#### SOURCE DATA

__________________________________________________

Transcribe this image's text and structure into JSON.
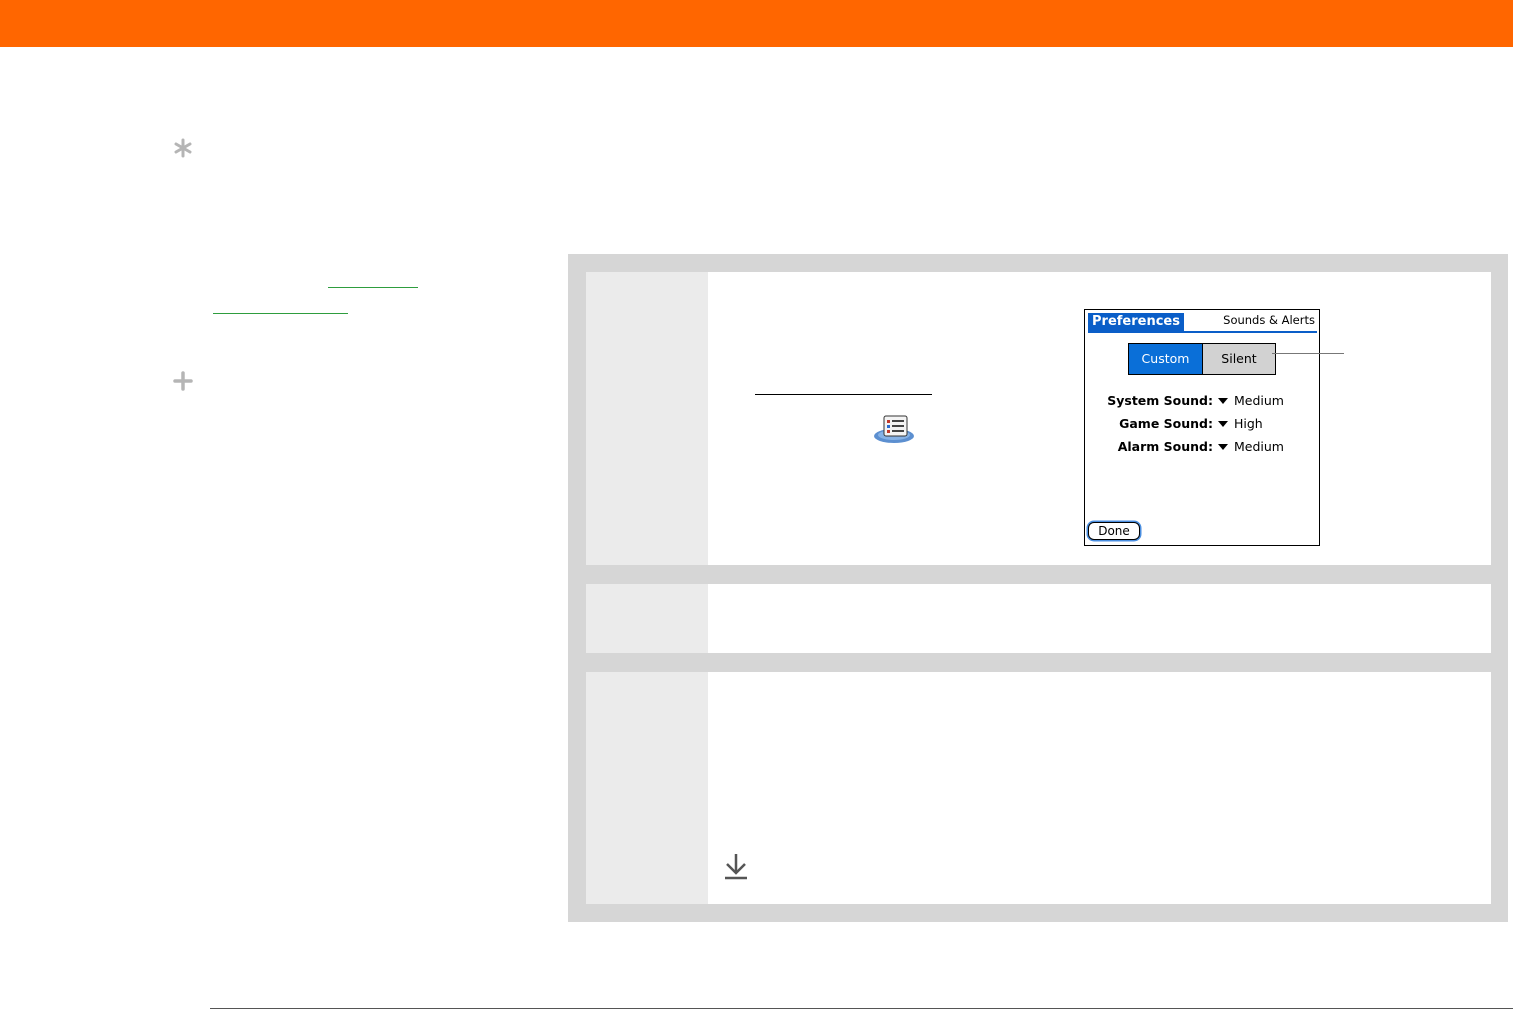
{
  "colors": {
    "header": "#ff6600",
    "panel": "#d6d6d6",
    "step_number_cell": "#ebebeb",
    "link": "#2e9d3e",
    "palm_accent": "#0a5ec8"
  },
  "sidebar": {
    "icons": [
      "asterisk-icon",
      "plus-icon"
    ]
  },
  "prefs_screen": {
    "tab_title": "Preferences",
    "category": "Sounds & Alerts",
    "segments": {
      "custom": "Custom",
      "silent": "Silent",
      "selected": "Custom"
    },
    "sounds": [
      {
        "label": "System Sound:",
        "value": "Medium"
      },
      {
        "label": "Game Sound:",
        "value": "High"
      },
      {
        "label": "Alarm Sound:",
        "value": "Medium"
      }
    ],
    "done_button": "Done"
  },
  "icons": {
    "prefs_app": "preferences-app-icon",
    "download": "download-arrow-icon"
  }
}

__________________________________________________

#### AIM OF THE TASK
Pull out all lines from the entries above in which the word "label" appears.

#### EXERCISE RESPONSE
        "label": "System Sound:",
        "label": "Game Sound:",
        "label": "Alarm Sound:",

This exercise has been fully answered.